• [WHAT YOU SHOULD DO]:
Every line containing the word "high" must be pulled from the records.
┏━━
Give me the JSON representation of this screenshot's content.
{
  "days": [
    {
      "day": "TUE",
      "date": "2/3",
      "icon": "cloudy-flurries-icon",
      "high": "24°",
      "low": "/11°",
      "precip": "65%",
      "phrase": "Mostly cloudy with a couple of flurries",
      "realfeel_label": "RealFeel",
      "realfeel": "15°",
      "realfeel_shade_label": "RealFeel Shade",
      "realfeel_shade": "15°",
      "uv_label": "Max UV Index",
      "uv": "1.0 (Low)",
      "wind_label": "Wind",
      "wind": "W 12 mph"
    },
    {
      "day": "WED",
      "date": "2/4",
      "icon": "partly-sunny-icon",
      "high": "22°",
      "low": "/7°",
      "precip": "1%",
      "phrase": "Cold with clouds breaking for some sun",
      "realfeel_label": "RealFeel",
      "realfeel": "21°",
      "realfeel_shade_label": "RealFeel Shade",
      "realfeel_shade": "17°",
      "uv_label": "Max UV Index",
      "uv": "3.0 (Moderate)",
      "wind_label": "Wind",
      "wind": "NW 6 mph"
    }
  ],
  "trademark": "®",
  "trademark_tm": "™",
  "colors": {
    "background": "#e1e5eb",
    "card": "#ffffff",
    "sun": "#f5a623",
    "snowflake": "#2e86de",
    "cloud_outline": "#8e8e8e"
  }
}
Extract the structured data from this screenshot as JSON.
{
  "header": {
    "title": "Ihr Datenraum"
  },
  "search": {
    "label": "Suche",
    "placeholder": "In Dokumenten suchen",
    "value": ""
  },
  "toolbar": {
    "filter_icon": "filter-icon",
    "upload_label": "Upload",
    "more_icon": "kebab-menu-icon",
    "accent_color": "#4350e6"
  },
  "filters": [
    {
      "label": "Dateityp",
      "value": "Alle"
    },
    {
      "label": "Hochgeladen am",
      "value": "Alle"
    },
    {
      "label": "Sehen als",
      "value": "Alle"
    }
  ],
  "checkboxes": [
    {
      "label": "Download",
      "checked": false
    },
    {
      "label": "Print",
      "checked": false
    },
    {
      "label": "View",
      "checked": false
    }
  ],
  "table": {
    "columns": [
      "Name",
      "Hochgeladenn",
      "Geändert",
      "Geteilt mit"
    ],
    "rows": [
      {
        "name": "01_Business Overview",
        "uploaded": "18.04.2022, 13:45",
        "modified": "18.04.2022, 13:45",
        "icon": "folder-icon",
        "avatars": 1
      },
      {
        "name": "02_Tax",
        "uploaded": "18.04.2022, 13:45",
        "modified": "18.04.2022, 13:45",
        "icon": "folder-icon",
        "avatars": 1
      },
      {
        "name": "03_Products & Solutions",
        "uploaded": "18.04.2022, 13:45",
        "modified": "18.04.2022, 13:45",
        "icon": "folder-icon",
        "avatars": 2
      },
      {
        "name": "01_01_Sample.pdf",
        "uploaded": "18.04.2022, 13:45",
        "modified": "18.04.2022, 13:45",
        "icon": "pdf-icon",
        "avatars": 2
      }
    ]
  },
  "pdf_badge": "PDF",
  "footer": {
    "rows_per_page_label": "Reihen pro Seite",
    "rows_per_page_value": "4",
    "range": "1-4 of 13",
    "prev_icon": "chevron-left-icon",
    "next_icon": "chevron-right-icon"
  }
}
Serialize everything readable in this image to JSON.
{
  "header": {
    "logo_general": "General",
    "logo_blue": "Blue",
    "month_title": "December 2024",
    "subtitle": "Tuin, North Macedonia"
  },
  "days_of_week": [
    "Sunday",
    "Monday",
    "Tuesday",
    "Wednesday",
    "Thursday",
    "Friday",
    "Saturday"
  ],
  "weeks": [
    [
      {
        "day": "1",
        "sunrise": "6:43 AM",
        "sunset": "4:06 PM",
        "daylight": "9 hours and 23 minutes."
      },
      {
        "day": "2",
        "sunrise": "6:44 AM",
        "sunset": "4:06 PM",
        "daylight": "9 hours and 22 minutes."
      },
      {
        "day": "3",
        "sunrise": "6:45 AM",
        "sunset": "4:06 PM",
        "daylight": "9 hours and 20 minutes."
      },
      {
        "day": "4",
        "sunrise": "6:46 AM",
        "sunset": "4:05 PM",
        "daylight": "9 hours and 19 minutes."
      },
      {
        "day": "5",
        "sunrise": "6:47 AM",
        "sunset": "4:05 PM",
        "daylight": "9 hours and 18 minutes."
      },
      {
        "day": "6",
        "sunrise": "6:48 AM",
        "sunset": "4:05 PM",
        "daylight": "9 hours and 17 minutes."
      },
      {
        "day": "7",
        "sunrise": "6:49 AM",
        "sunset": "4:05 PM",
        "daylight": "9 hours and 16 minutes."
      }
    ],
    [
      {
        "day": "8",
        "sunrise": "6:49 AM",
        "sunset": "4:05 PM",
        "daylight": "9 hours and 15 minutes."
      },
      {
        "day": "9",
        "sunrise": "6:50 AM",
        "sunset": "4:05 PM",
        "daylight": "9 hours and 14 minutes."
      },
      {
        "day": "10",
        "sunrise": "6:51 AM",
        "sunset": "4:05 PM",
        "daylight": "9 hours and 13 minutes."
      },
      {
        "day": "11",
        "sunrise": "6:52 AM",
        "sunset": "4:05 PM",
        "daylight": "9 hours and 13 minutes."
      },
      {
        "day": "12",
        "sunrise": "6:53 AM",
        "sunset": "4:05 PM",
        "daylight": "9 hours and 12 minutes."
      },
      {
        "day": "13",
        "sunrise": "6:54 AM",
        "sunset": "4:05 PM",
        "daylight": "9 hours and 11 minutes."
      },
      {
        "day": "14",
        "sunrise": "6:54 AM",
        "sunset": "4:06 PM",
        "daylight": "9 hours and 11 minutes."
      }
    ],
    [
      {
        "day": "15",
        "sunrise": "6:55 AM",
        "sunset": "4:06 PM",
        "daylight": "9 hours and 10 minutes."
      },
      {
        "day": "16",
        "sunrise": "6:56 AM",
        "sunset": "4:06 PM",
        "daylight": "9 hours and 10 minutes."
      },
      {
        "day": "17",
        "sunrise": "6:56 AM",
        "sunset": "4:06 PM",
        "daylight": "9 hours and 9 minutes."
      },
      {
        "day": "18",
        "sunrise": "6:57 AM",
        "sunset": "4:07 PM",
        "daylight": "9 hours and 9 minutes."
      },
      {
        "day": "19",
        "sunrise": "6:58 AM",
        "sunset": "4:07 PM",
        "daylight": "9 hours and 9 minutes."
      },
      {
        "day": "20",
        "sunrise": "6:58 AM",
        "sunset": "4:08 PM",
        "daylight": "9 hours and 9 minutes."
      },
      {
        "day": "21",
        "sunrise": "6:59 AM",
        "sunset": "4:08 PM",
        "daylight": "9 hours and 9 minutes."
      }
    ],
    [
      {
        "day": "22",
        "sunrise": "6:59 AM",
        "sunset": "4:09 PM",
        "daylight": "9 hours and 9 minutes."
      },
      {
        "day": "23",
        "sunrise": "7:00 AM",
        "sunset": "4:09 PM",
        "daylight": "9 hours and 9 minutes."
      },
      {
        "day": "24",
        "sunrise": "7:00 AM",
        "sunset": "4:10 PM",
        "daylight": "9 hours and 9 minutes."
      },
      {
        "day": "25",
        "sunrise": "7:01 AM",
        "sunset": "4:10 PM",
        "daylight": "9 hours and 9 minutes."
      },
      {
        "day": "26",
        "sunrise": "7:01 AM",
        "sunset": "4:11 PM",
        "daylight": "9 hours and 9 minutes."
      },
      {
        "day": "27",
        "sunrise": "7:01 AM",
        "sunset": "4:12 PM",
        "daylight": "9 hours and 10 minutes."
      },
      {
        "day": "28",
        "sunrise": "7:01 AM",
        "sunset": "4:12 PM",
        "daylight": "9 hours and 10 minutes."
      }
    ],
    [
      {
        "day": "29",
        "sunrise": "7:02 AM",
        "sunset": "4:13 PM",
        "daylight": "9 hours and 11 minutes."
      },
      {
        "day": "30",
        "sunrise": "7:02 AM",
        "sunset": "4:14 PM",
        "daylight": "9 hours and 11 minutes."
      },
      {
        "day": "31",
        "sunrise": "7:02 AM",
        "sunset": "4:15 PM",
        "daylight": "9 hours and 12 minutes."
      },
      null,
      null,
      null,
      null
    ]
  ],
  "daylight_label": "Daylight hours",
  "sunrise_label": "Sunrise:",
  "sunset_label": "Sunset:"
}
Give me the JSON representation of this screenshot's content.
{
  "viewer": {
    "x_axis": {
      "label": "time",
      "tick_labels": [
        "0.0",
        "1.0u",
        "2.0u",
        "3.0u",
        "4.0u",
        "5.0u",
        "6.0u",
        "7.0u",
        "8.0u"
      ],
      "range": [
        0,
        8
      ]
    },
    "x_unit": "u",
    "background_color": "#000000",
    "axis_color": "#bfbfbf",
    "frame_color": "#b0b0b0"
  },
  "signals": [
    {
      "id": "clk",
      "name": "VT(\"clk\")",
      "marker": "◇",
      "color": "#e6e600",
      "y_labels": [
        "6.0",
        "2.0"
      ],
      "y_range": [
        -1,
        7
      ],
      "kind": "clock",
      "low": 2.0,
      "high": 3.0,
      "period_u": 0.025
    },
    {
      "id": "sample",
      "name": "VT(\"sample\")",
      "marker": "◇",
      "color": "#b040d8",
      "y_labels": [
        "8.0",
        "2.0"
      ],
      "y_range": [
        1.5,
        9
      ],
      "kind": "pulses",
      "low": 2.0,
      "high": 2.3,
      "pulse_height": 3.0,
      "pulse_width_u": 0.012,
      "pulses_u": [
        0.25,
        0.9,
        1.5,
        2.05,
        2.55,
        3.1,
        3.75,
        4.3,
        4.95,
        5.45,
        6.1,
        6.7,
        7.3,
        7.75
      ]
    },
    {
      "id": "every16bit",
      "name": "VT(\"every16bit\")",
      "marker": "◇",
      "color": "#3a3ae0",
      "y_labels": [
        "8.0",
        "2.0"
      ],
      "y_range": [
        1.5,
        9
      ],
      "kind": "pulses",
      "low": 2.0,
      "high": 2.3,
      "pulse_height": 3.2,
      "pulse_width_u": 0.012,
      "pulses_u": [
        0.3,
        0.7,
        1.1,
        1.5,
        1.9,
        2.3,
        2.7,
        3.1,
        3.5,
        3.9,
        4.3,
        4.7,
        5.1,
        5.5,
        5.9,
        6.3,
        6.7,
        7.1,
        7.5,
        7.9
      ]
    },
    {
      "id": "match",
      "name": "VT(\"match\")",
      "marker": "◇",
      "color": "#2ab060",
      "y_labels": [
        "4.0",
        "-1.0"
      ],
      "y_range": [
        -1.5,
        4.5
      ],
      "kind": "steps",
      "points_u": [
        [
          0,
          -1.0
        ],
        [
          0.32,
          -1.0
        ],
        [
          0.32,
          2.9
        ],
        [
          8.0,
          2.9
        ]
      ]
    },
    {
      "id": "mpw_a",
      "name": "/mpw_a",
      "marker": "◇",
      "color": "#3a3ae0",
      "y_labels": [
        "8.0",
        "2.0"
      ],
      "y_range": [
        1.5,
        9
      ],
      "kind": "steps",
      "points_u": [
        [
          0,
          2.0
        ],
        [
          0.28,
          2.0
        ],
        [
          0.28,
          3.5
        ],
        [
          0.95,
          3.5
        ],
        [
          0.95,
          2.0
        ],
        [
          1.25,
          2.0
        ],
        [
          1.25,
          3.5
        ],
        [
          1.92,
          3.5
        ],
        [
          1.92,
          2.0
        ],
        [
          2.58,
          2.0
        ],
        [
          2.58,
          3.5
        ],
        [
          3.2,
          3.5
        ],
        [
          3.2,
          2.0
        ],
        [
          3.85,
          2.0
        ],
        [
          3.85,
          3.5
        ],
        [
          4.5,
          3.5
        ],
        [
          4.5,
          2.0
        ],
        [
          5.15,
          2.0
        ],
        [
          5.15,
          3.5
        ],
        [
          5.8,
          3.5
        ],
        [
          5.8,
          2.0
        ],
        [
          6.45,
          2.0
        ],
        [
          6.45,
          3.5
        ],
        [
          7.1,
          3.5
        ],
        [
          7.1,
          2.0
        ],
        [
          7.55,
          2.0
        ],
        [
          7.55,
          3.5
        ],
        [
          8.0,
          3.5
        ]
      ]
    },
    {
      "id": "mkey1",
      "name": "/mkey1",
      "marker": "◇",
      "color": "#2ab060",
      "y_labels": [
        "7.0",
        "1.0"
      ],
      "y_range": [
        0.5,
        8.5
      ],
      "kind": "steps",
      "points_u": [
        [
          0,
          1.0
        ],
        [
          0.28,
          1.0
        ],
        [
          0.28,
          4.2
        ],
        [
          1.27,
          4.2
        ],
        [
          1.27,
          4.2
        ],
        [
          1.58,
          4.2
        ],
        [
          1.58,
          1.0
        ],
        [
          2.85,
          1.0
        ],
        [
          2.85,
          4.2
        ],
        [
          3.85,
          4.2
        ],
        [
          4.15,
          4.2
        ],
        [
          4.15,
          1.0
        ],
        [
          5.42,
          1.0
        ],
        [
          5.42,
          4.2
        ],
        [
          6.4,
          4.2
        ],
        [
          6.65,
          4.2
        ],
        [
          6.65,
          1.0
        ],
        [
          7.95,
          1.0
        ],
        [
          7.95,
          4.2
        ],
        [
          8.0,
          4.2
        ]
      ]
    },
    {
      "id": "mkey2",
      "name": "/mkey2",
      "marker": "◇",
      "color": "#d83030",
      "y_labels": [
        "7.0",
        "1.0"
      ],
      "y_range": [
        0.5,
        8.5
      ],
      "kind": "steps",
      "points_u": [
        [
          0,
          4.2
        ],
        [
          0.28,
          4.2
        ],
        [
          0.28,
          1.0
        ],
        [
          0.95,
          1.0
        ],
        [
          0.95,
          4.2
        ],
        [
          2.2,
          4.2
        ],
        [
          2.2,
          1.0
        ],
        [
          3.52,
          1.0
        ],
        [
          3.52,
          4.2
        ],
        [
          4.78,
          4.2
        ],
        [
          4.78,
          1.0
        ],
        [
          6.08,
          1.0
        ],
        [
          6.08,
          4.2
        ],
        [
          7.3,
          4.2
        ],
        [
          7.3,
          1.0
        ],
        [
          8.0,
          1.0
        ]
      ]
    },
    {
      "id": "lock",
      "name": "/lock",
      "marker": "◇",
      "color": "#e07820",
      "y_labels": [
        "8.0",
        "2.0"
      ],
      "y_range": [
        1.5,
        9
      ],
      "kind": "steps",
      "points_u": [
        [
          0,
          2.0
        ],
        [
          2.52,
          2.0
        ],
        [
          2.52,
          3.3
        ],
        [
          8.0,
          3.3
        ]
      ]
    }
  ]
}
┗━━
• [THE COMPLETED TASK]:
      "high": "24°",
      "high": "22°",
      "high": 3.0,
      "high": 2.3,
      "high": 2.3,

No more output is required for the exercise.